Rafting

Rafting by definition is “the sport or pastime of traveling down a river on a raft.”  Rafting to us is much more.  It is the thrill and excitement of rapids.  It is the great bonds you make with fellow river rats.  It is the journey to discover nature and get back to your roots of wildness.  It is the beauty of side canyons and the sounds of wildlife.  It is more than one could ever put into words.

A multi-day rafting trip is the ultimate getaway.  Not only do you have a chance to disconnect from the strains of modern technology, but you also get to relax and bond with friends, family, strangers, and yourself.  If you have been thinking about doing a rafting trip this is the year.  Colorado River & Trail Expeditions has some great trips planned in 2014 including an archaeological based rafting trip through Desolation Canyon.  We are also planning on heading north to Alaska to run the Alsek and Tatshenshini rivers.

River trips are nice because once you arrive at the meeting point for a trip you don’t have to worry about anything until the trip ends.  All of your food, and sleeping accomodations are taken care of.  Your only requirement is to sit back and enjoy the place.

 

Paddling Strokes for Beginners [Infographic]

Paddling Strokes Infographic by CRATEINCC.R.A.T.E., Colorado River and Trail Expeditions presents a wonderful Infographic titled ‘Paddling Strokes for Beginners’. It has been created to outline the basics of paddling a raft. It adumbrates the 6 common paddle strokes a rafter must be efficient at.

The Infographic reveals:

  • Names and visual guide of the different types of stokes
  • The effect of each stroke while rafting
  • ‘How-to’ steps for each stroke

Paddling Guides for Dummies: How to Paddle a River Raft [Infographic]

Paddling a river raft is pretty challenging task for beginners as they have to work as a team to guide the raft down a river and through whitewater rapids. Paddling involves both skill and the ability to work with others as a team.

 

C.R.A.T.E., Colorado River and Trail Expeditions presents wonderful Infographic titled ‘Paddling Guides for Dummies: How to Paddle a River Raft’. It has been created to outline the basics of paddling for beginners. It adumbrates the common paddling techniques a rafter must be efficient at.
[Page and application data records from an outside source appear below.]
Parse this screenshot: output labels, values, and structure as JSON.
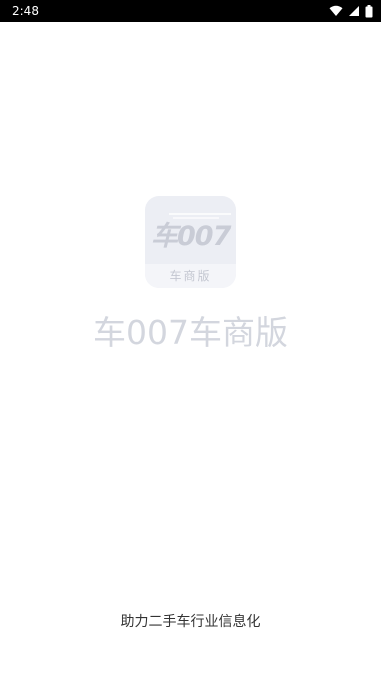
{
  "status_bar": {
    "time": "2:48",
    "icons": [
      "wifi-icon",
      "signal-icon",
      "battery-icon"
    ]
  },
  "splash": {
    "icon": {
      "logo_text": "车007",
      "sub_label": "车商版"
    },
    "app_name": "车007车商版",
    "slogan": "助力二手车行业信息化"
  },
  "colors": {
    "status_bar_bg": "#000000",
    "background": "#ffffff",
    "icon_bg": "#eceef4",
    "muted_text": "#d3d6de",
    "slogan_text": "#333333"
  }
}
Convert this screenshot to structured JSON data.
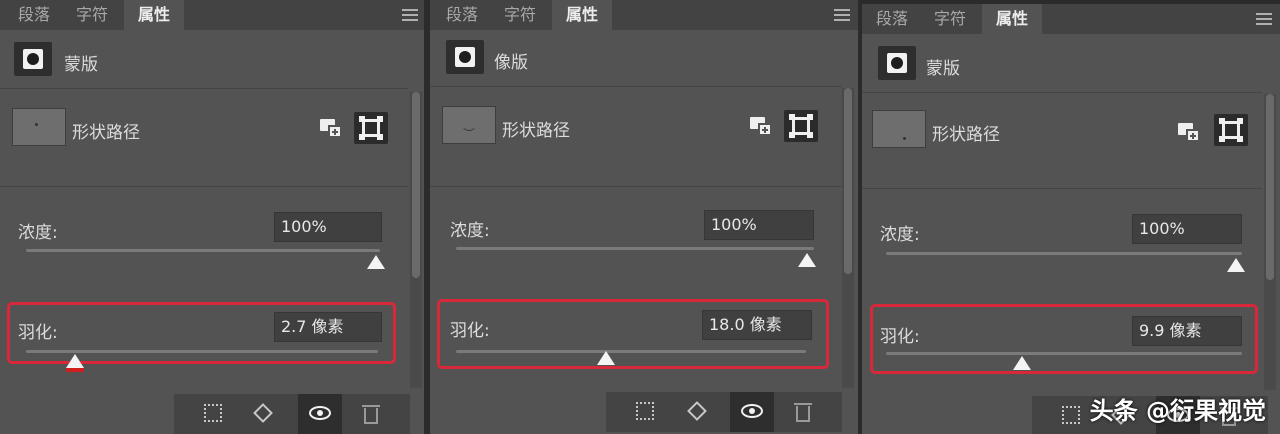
{
  "tabs": [
    "段落",
    "字符",
    "属性"
  ],
  "active_tab": "属性",
  "panels": [
    {
      "title": "蒙版",
      "path_label": "形状路径",
      "density_label": "浓度:",
      "density_value": "100%",
      "density_fraction": 1.0,
      "feather_label": "羽化:",
      "feather_value": "2.7 像素",
      "feather_fraction": 0.13
    },
    {
      "title": "像版",
      "path_label": "形状路径",
      "density_label": "浓度:",
      "density_value": "100%",
      "density_fraction": 1.0,
      "feather_label": "羽化:",
      "feather_value": "18.0 像素",
      "feather_fraction": 0.42
    },
    {
      "title": "蒙版",
      "path_label": "形状路径",
      "density_label": "浓度:",
      "density_value": "100%",
      "density_fraction": 1.0,
      "feather_label": "羽化:",
      "feather_value": "9.9 像素",
      "feather_fraction": 0.39
    }
  ],
  "watermark": "头条 @衍果视觉",
  "colors": {
    "panel_bg": "#535353",
    "highlight": "#d8283a"
  },
  "icons": [
    "menu-icon",
    "mask-icon",
    "add-mask-icon",
    "select-mask-icon",
    "dotted-select-icon",
    "apply-mask-icon",
    "eye-icon",
    "trash-icon"
  ]
}
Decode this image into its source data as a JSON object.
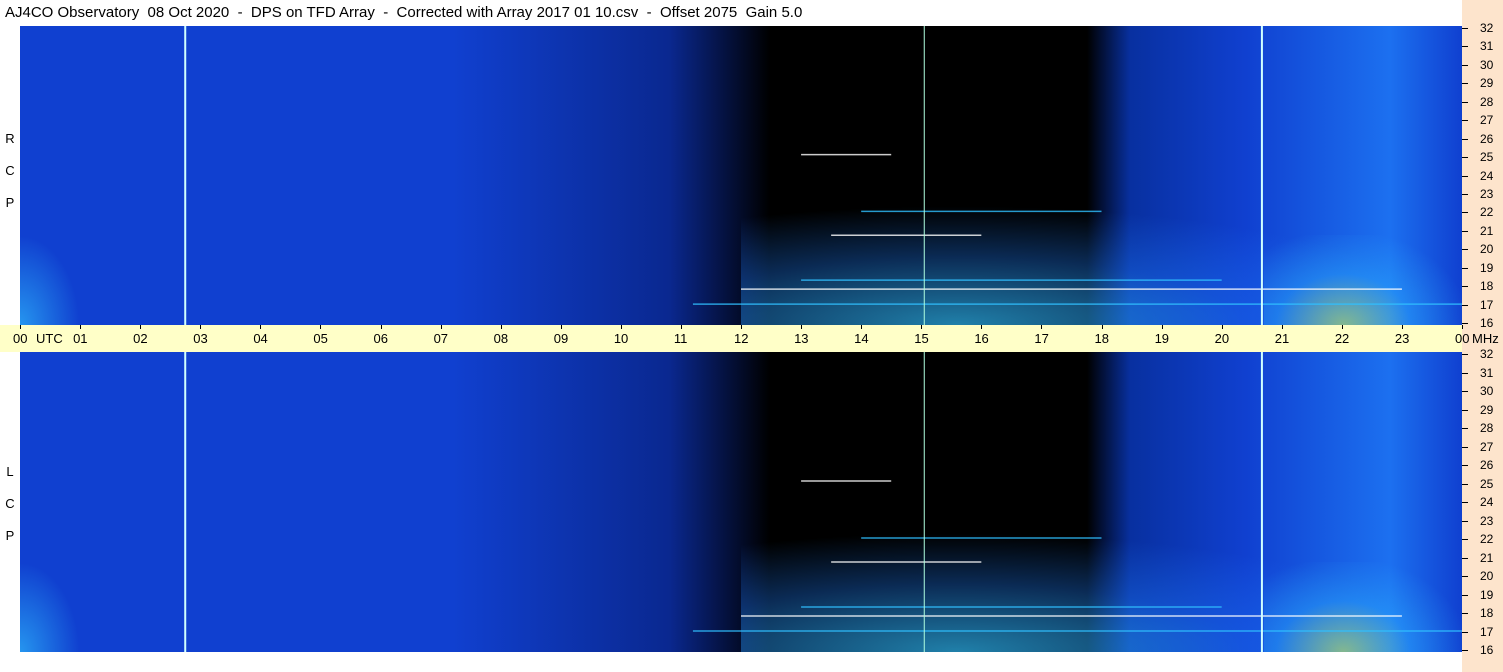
{
  "title": "AJ4CO Observatory  08 Oct 2020  -  DPS on TFD Array  -  Corrected with Array 2017 01 10.csv  -  Offset 2075  Gain 5.0",
  "panels": [
    {
      "name": "rcp",
      "letters": [
        "R",
        "C",
        "P"
      ]
    },
    {
      "name": "lcp",
      "letters": [
        "L",
        "C",
        "P"
      ]
    }
  ],
  "colors": {
    "low": "#000000",
    "mid": "#1040d0",
    "high": "#30c0ff",
    "peak": "#e0ff40",
    "background_strip": "#fde4cc",
    "time_bar": "#ffffc8"
  },
  "chart_data": {
    "type": "heatmap",
    "x_tick_labels": [
      "00",
      "UTC",
      "01",
      "02",
      "03",
      "04",
      "05",
      "06",
      "07",
      "08",
      "09",
      "10",
      "11",
      "12",
      "13",
      "14",
      "15",
      "16",
      "17",
      "18",
      "19",
      "20",
      "21",
      "22",
      "23",
      "00",
      "MHz"
    ],
    "x_hours": [
      0,
      1,
      2,
      3,
      4,
      5,
      6,
      7,
      8,
      9,
      10,
      11,
      12,
      13,
      14,
      15,
      16,
      17,
      18,
      19,
      20,
      21,
      22,
      23,
      24
    ],
    "xlim": [
      0,
      24
    ],
    "y_tick_labels": [
      "32",
      "31",
      "30",
      "29",
      "28",
      "27",
      "26",
      "25",
      "24",
      "23",
      "22",
      "21",
      "20",
      "19",
      "18",
      "17",
      "16"
    ],
    "ylim": [
      16,
      32
    ],
    "spectrogram_panels": [
      "RCP",
      "LCP"
    ],
    "vertical_events_utc": [
      2.75,
      15.05,
      20.67
    ]
  }
}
The Infographic reveals:

  • Names and visual guide of the different paddling techniques
  • The effect of each paddling technique
  • ‘How-to’ steps for paddlingPaddling Guide for Dummies Infographic by CRATEINC

Archaeologist Speaks on Utah’s Nine Mile Canyon

Green River Archaeology

“Jerry Spangler talks about 9 Mile Canyon and Desolation Canyon”

For our lunch hour the CRATE team decided to go up to the University of Utah and listen to Jerry Spangler, professional archaeologist, Director of the Colorado Plateau Archaeological Alliance, and expert on Utah’s Nine Mile Canyon.  Spangler’s presentation “Nine Mile Canyon:  The Archaeological History of an American Treasure” is named after his new book which chronicles the history of archaeological research in the area dating back to 1890.

For those unfamiliar with the area.  Our Desolation Canyon river trip on the Green River originates at Sand Wash.  Just below Sand Wash on river right Nine Mile or Minnie Maud Creek joins the Green River.  This Nine Mile Canyon is known as the “world’s longest art gallery”, and it is believed to be home to one of the most concentrated areas of Rock Art in the United States.

From the presentation we learned that 9-mile canyon is actually 45 miles long and John Wesley Powell had actually named Rock Creek, further downstream in Desolation Canyon, 9-Mile Canyon because he had spent some time mapping there.   Unfortunately somewhere along the way Powell’s map has been misinterpreted.

In addition to the wonderful photos of the archaeology of the area Spangler gave a very interesting history of the archaeologists who have worked in the area.  Colorado River & Trail Expeditions is really excited because we have a Desolation Canyon Archaeology Rafting Expedition slated for June 1-8, 2014 and Spangler or one of his crew has agreed to join us on the trip and talk about the area and show us some of the sites they have found.

For more information about CRATE’s Desolation Canyon Archaeology Rafting Expedition call Vicki at 1-800-253-7328.